## EXERCISE REQUIREMENTS
Every line below that contains "detail" is to be copied.

[Stored entries]
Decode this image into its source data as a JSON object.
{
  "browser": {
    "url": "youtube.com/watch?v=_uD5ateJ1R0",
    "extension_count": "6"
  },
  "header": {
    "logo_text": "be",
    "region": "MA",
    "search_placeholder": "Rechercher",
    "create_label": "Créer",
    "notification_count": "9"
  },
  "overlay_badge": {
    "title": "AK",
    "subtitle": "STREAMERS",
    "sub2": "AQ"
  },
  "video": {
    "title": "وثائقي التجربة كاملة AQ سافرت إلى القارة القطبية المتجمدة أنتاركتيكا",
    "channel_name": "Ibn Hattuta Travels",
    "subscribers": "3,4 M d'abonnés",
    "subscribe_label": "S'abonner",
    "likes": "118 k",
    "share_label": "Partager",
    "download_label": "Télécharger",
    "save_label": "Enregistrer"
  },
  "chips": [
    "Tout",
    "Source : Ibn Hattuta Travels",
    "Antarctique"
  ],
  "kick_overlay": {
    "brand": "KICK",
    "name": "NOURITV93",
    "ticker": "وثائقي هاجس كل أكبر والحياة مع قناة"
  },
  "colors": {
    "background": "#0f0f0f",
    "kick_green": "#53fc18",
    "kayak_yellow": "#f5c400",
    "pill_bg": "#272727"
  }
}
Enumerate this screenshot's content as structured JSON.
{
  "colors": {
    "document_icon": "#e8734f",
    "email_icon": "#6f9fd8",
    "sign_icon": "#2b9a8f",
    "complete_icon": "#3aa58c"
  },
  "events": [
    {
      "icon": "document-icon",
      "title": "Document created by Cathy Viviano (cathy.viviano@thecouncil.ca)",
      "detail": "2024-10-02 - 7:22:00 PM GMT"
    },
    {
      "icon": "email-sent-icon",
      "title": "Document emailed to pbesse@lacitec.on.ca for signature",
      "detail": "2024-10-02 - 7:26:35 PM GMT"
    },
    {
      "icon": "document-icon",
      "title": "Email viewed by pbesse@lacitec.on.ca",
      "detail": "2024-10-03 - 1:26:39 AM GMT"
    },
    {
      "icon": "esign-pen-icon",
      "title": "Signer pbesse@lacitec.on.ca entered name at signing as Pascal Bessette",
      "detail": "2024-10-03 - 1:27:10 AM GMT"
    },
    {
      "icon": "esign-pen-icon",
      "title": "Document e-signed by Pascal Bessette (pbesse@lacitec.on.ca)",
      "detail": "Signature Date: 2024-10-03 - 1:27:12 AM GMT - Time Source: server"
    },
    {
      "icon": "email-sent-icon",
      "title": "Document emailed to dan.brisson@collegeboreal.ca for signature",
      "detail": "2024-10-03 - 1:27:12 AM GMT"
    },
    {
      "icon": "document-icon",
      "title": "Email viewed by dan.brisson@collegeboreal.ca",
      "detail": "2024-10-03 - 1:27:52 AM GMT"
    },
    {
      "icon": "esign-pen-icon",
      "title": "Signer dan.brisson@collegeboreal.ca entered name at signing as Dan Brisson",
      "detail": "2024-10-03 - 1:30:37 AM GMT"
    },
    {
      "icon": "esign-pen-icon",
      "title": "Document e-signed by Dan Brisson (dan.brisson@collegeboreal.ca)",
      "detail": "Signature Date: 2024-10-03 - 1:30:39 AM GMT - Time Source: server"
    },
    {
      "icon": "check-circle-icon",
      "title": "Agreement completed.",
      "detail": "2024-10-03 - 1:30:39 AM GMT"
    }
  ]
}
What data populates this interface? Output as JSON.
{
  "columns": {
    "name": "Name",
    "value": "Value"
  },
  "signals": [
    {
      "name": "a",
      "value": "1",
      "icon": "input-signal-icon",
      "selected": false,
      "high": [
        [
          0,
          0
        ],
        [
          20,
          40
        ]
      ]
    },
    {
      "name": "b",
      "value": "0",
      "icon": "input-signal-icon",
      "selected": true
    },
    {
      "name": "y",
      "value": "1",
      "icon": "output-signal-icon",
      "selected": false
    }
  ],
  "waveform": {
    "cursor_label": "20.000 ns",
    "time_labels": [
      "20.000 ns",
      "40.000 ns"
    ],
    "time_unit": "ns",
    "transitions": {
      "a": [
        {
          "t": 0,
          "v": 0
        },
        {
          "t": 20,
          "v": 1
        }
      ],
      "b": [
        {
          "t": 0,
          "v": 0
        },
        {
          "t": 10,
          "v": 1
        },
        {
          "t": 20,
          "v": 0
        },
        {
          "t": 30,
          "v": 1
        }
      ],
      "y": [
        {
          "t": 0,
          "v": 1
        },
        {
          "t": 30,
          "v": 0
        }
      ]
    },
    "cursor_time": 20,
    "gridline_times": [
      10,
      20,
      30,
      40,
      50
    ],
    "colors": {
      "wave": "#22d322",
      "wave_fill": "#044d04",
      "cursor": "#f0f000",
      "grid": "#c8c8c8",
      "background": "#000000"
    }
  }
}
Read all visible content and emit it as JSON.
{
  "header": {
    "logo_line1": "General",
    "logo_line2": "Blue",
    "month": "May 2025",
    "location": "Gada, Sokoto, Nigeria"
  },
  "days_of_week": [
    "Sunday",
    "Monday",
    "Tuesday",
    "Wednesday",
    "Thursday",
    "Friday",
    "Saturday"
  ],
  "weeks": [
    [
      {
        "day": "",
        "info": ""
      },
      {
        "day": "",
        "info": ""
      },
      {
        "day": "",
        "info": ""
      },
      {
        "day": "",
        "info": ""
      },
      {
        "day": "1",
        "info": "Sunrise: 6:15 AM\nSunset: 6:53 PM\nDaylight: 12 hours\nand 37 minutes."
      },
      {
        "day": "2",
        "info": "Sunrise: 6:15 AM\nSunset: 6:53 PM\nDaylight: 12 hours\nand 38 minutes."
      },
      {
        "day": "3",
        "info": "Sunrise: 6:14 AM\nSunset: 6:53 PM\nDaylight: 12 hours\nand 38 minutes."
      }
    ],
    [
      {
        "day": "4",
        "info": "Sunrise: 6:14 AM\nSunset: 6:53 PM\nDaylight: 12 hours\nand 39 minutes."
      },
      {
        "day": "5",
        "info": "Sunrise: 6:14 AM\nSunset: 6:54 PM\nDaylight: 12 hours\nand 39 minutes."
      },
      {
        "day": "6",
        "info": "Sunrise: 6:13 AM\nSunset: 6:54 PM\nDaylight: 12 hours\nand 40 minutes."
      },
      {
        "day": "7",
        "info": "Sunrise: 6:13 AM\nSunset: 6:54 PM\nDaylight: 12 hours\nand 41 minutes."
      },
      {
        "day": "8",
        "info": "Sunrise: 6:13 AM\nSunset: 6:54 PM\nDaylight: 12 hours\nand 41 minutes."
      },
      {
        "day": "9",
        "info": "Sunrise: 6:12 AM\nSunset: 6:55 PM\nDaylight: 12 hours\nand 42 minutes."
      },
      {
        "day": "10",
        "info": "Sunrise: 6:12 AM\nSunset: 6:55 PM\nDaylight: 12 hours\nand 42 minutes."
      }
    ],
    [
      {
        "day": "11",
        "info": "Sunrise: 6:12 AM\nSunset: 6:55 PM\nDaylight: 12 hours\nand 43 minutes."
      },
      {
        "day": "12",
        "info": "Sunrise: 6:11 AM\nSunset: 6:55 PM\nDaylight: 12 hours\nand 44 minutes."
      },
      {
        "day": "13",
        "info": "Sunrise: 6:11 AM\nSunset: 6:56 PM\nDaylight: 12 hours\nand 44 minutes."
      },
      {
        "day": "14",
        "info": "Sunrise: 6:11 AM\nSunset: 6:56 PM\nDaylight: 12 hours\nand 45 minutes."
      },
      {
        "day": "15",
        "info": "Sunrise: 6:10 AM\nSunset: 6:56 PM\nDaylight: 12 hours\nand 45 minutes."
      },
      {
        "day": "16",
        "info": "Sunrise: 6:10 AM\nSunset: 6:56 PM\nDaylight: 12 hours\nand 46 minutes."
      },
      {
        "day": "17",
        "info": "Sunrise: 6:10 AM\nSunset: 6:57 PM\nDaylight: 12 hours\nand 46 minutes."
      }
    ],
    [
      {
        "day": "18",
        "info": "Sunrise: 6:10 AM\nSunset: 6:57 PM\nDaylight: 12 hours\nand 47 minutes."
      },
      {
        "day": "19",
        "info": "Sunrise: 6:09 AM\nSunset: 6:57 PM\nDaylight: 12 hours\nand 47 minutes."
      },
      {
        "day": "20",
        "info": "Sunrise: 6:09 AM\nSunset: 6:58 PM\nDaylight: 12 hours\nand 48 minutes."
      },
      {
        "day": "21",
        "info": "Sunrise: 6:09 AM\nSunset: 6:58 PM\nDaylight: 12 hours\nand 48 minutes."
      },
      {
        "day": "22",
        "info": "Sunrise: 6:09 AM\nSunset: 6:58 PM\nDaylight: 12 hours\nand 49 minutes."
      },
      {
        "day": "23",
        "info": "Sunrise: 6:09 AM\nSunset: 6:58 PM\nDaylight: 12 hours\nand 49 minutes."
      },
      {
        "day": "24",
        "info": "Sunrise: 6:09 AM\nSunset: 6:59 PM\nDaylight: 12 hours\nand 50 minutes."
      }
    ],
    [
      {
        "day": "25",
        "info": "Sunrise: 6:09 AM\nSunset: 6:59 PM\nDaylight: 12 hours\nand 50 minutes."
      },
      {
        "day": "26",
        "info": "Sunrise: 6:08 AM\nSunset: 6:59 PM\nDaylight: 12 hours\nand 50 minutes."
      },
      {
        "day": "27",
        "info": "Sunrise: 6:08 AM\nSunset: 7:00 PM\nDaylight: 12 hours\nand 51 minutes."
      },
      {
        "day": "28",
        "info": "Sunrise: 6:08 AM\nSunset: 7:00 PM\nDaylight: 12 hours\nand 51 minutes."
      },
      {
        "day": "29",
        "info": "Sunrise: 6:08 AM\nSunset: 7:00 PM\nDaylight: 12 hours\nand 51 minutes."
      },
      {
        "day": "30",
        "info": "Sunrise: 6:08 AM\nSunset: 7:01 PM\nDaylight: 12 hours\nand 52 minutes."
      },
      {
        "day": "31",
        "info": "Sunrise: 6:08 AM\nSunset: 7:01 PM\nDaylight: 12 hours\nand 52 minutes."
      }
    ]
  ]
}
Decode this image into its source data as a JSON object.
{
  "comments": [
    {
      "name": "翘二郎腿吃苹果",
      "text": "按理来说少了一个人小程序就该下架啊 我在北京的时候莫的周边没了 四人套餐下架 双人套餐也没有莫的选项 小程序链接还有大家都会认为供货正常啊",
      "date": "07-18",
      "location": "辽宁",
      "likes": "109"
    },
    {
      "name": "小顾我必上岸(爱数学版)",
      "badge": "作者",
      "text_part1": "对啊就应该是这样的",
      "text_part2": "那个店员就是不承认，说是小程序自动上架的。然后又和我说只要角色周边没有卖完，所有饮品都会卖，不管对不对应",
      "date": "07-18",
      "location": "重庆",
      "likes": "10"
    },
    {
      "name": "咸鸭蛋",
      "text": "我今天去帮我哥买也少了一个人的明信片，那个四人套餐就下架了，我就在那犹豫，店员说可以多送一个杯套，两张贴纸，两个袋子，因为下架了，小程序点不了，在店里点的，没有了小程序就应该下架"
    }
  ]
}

## PROBLEM SOLUTION
      "detail": "2024-10-02 - 7:22:00 PM GMT"
      "detail": "2024-10-02 - 7:26:35 PM GMT"
      "detail": "2024-10-03 - 1:26:39 AM GMT"
      "detail": "2024-10-03 - 1:27:10 AM GMT"
      "detail": "Signature Date: 2024-10-03 - 1:27:12 AM GMT - Time Source: server"
      "detail": "2024-10-03 - 1:27:12 AM GMT"
      "detail": "2024-10-03 - 1:27:52 AM GMT"
      "detail": "2024-10-03 - 1:30:37 AM GMT"
      "detail": "Signature Date: 2024-10-03 - 1:30:39 AM GMT - Time Source: server"
      "detail": "2024-10-03 - 1:30:39 AM GMT"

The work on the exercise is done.